Developing a culture of learning and retaining institutional memory on the practice of science advice
Further professionalising the SAM and expand the science advice ecosystem
Continuing to develop the skillsets of advisers and support staff
Experimentation with technology, such as AI, and the setting of standards for its use
Promoting the SAM to the new incoming Commissioners
Adopting a more forward-thinking approach to policy needs, including foresight
Recognising the needs of the policymaking cycle and adapting accordingly

Annex 5: Working group and taskforce

Members of the working group

  • Marja Makarow, chair (Academia Europaea)

  • Stefan Constantinescu (FEAM)

  • Jacek Kolanowski, replaced by Markus Prutsch (YASAS)

  • Antonio Loprieno (ALLEA)

  • Patrick Maestro (Euro-CASE)

Also participating: David Coates (chair of the taskforce, Academia Europaea); Louise Edwards (secretary, Academia Europaea); Rudolf Hielscher (SAPEA Coordinator); Toby Wardman (SAPEA Head of Communications)

Members of the taskforce

  • David Coates, chair (Academia Europaea)

  • Louise Edwards, secretary (Academia Europaea)

  • Rafael Carrascosa Marzo (Academia Europaea)

  • Rúben Castro (FEAM)

  • Marie Franquin, (Euro-CASE)

  • Rudolf Hielscher (SAPEA coordinator)

  • Stephany Mazon (YASAS)

  • Céline Tschirhart (ALLEA)

  • Toby Wardman (SAPEA head of communications)

Annex 6: Acknowledgements

We would like to express our gratitude to all stakeholders who gave their time to take part in the survey and interviews. We thank also Alison Weightman of Cardiff University, who coded the interview transcripts and reviewed the draft stakeholder summary.

  1. Initially known as the ‘High-Level Group’ ↩︎

  2. Source: EUR-Lex database ↩︎

  3. Source: Overton database ↩︎

  4. Source: Overton database ↩︎

  5. Source: EUR-LEX ↩︎

  6. Sources: Scopus and Dimensions ↩︎

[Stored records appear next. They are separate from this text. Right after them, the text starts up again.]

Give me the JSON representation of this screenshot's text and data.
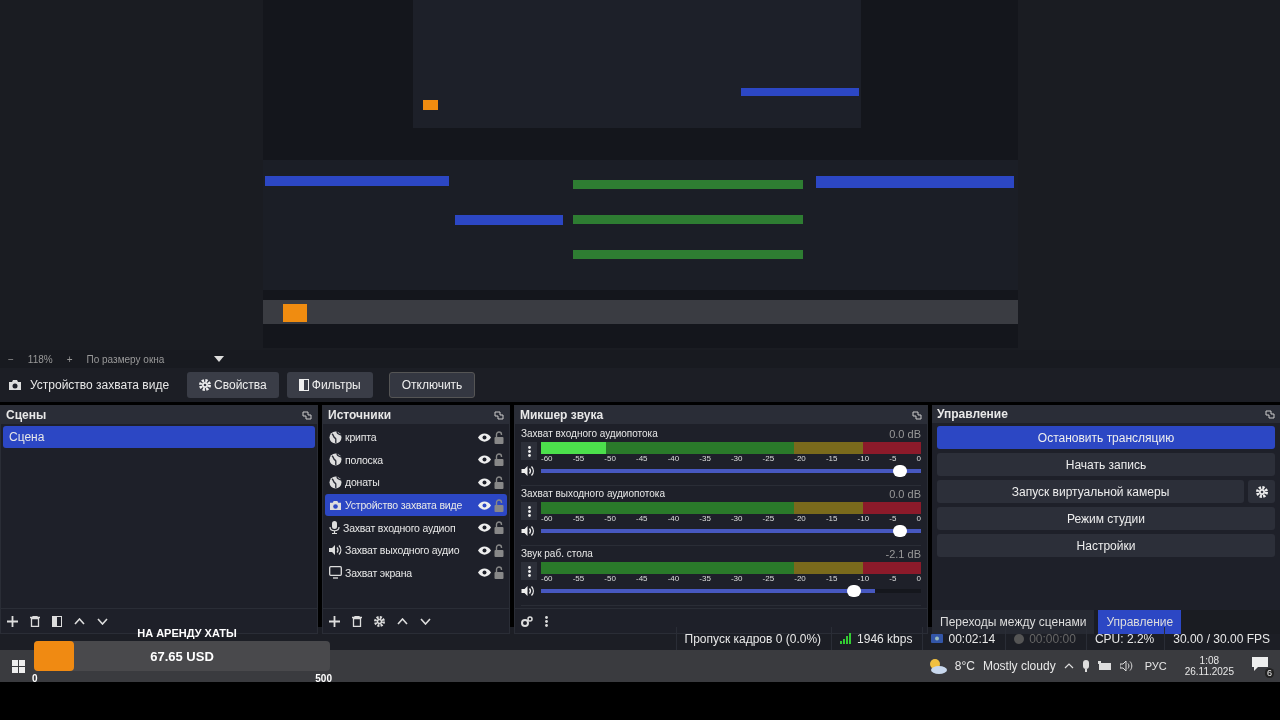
{
  "zoom_bar": {
    "minus": "−",
    "zoom": "118%",
    "plus": "+",
    "fit": "По размеру окна"
  },
  "source_toolbar": {
    "source": "Устройство захвата виде",
    "buttons": [
      {
        "label": "Свойства",
        "kind": "gear"
      },
      {
        "label": "Фильтры",
        "kind": "filter"
      },
      {
        "label": "Отключить",
        "kind": "outlined"
      }
    ]
  },
  "scenes": {
    "title": "Сцены",
    "items": [
      {
        "name": "Сцена",
        "selected": true
      }
    ]
  },
  "sources": {
    "title": "Источники",
    "items": [
      {
        "name": "крипта",
        "kind": "browser",
        "selected": false,
        "visible": true,
        "locked": false
      },
      {
        "name": "полоска",
        "kind": "browser",
        "selected": false,
        "visible": true,
        "locked": false
      },
      {
        "name": "донаты",
        "kind": "browser",
        "selected": false,
        "visible": true,
        "locked": false
      },
      {
        "name": "Устройство захвата виде",
        "kind": "camera",
        "selected": true,
        "visible": true,
        "locked": false
      },
      {
        "name": "Захват входного аудиоп",
        "kind": "mic",
        "selected": false,
        "visible": true,
        "locked": false
      },
      {
        "name": "Захват выходного аудио",
        "kind": "speaker",
        "selected": false,
        "visible": true,
        "locked": false
      },
      {
        "name": "Захват экрана",
        "kind": "monitor",
        "selected": false,
        "visible": true,
        "locked": false
      }
    ]
  },
  "mixer": {
    "title": "Микшер звука",
    "channels": [
      {
        "name": "Захват входного аудиопотока",
        "reading": "0.0 dB",
        "meter": {
          "level": 0.17
        },
        "volume": {
          "level": 1
        },
        "scale": [
          "-60",
          "-55",
          "-50",
          "-45",
          "-40",
          "-35",
          "-30",
          "-25",
          "-20",
          "-15",
          "-10",
          "-5",
          "0"
        ]
      },
      {
        "name": "Захват выходного аудиопотока",
        "reading": "0.0 dB",
        "meter": {
          "level": 0
        },
        "volume": {
          "level": 1
        },
        "scale": [
          "-60",
          "-55",
          "-50",
          "-45",
          "-40",
          "-35",
          "-30",
          "-25",
          "-20",
          "-15",
          "-10",
          "-5",
          "0"
        ]
      },
      {
        "name": "Звук раб. стола",
        "reading": "-2.1 dB",
        "meter": {
          "level": 0
        },
        "volume": {
          "level": 0.88
        },
        "scale": [
          "-60",
          "-55",
          "-50",
          "-45",
          "-40",
          "-35",
          "-30",
          "-25",
          "-20",
          "-15",
          "-10",
          "-5",
          "0"
        ]
      }
    ]
  },
  "controls": {
    "title": "Управление",
    "buttons": [
      {
        "label": "Остановить трансляцию",
        "active": true,
        "gear": false
      },
      {
        "label": "Начать запись",
        "active": false,
        "gear": false
      },
      {
        "label": "Запуск виртуальной камеры",
        "active": false,
        "gear": true
      },
      {
        "label": "Режим студии",
        "active": false,
        "gear": false
      },
      {
        "label": "Настройки",
        "active": false,
        "gear": false
      }
    ],
    "tabs": [
      {
        "label": "Переходы между сценами",
        "selected": false
      },
      {
        "label": "Управление",
        "selected": true
      }
    ]
  },
  "status_bar": {
    "dropped": "Пропуск кадров 0 (0.0%)",
    "bitrate": "1946 kbps",
    "stream_time": "00:02:14",
    "record_time": "00:00:00",
    "cpu": "CPU: 2.2%",
    "fps": "30.00 / 30.00 FPS"
  },
  "donation_widget": {
    "title": "НА АРЕНДУ ХАТЫ",
    "amount": "67.65 USD",
    "level": 0.135,
    "min": "0",
    "max": "500"
  },
  "taskbar": {
    "temperature": "8°C",
    "weather": "Mostly cloudy",
    "language": "РУС",
    "time": "1:08",
    "date": "26.11.2025",
    "notifications": "6"
  }
}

  7. The standalone SAPEA website was replaced by a consolidated website for the whole SAM in 2023. ↩︎

Table of contents

Uncle SAM

Staff login